Problem details -
All of the records below are to be given again word for word, with the pictures removed.

Records for the task -
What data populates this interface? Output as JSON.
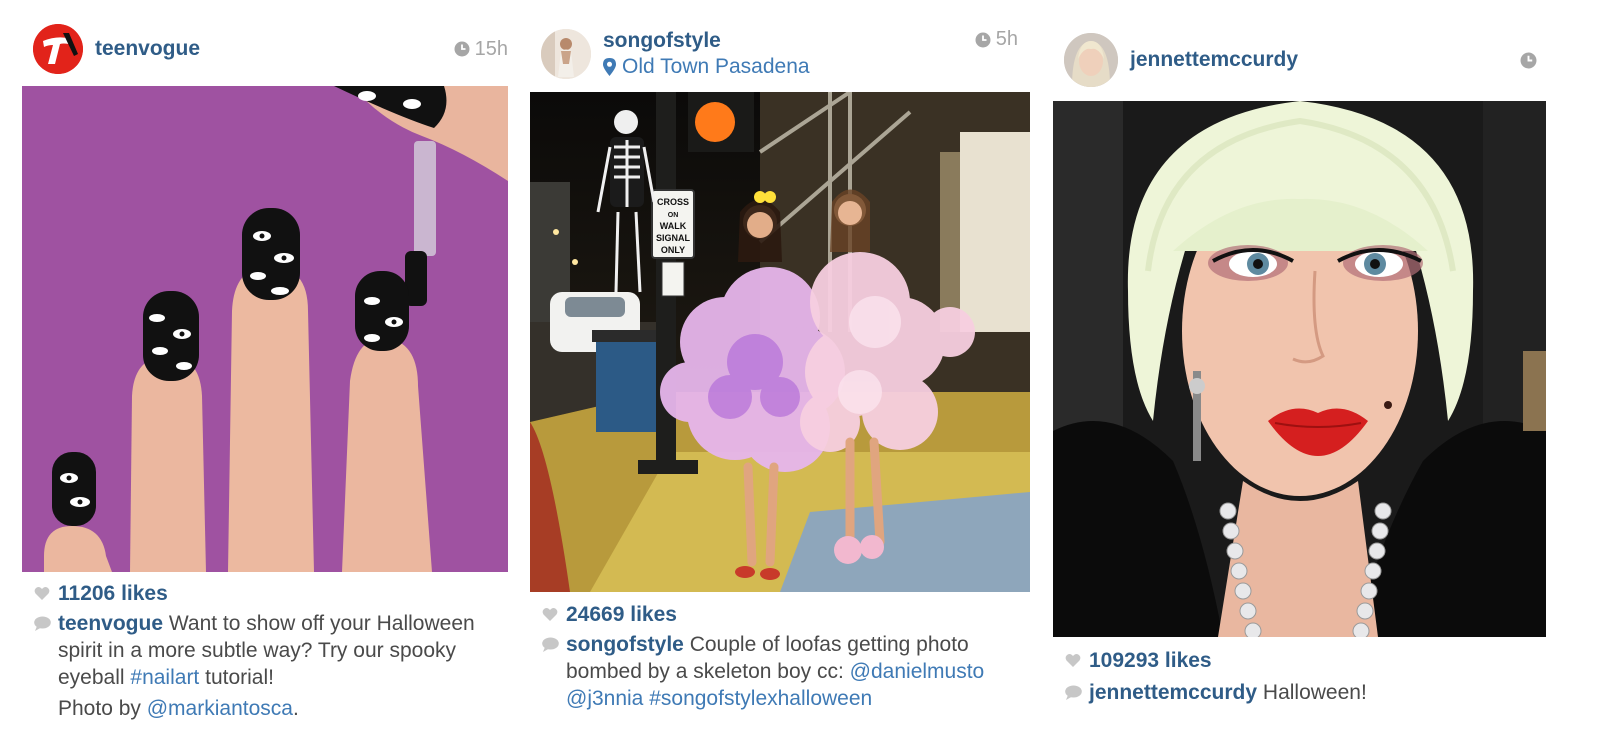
{
  "posts": [
    {
      "username": "teenvogue",
      "time": "15h",
      "likes": "11206 likes",
      "caption": {
        "user": "teenvogue",
        "t1": " Want to show off your Halloween spirit in a more subtle way? Try our spooky eyeball ",
        "tag1": "#nailart",
        "t2": " tutorial!",
        "line2_prefix": "Photo by ",
        "mention": "@markiantosca",
        "line2_suffix": "."
      },
      "photo_icon": "nail-art-photo"
    },
    {
      "username": "songofstyle",
      "location": "Old Town Pasadena",
      "time": "5h",
      "likes": "24669 likes",
      "caption": {
        "user": "songofstyle",
        "t1": " Couple of loofas getting photo bombed by a skeleton boy cc: ",
        "mention1": "@danielmusto",
        "t2": " ",
        "mention2": "@j3nnia",
        "t3": " ",
        "tag1": "#songofstylexhalloween"
      },
      "sign_text": "CROSS ON WALK SIGNAL ONLY",
      "photo_icon": "street-costume-photo"
    },
    {
      "username": "jennettemccurdy",
      "time": "",
      "likes": "109293 likes",
      "caption": {
        "user": "jennettemccurdy",
        "t1": " Halloween!"
      },
      "photo_icon": "selfie-photo"
    }
  ],
  "colors": {
    "username": "#2f5c87",
    "link": "#3f7ab5",
    "text": "#4a4a4a",
    "muted": "#a6a6a6",
    "brand_red": "#e2231a"
  },
  "icons": [
    "clock-icon",
    "heart-icon",
    "comment-icon",
    "location-pin-icon"
  ]
}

Answer box -
What data populates this interface? Output as JSON.
{
  "posts": [
    {
      "username": "teenvogue",
      "time": "15h",
      "likes": "11206 likes",
      "caption": {
        "user": "teenvogue",
        "t1": " Want to show off your Halloween spirit in a more subtle way? Try our spooky eyeball ",
        "tag1": "#nailart",
        "t2": " tutorial!",
        "line2_prefix": "Photo by ",
        "mention": "@markiantosca",
        "line2_suffix": "."
      },
      "photo_icon": "nail-art-photo"
    },
    {
      "username": "songofstyle",
      "location": "Old Town Pasadena",
      "time": "5h",
      "likes": "24669 likes",
      "caption": {
        "user": "songofstyle",
        "t1": " Couple of loofas getting photo bombed by a skeleton boy cc: ",
        "mention1": "@danielmusto",
        "t2": " ",
        "mention2": "@j3nnia",
        "t3": " ",
        "tag1": "#songofstylexhalloween"
      },
      "sign_text": "CROSS ON WALK SIGNAL ONLY",
      "photo_icon": "street-costume-photo"
    },
    {
      "username": "jennettemccurdy",
      "time": "",
      "likes": "109293 likes",
      "caption": {
        "user": "jennettemccurdy",
        "t1": " Halloween!"
      },
      "photo_icon": "selfie-photo"
    }
  ],
  "colors": {
    "username": "#2f5c87",
    "link": "#3f7ab5",
    "text": "#4a4a4a",
    "muted": "#a6a6a6",
    "brand_red": "#e2231a"
  },
  "icons": [
    "clock-icon",
    "heart-icon",
    "comment-icon",
    "location-pin-icon"
  ]
}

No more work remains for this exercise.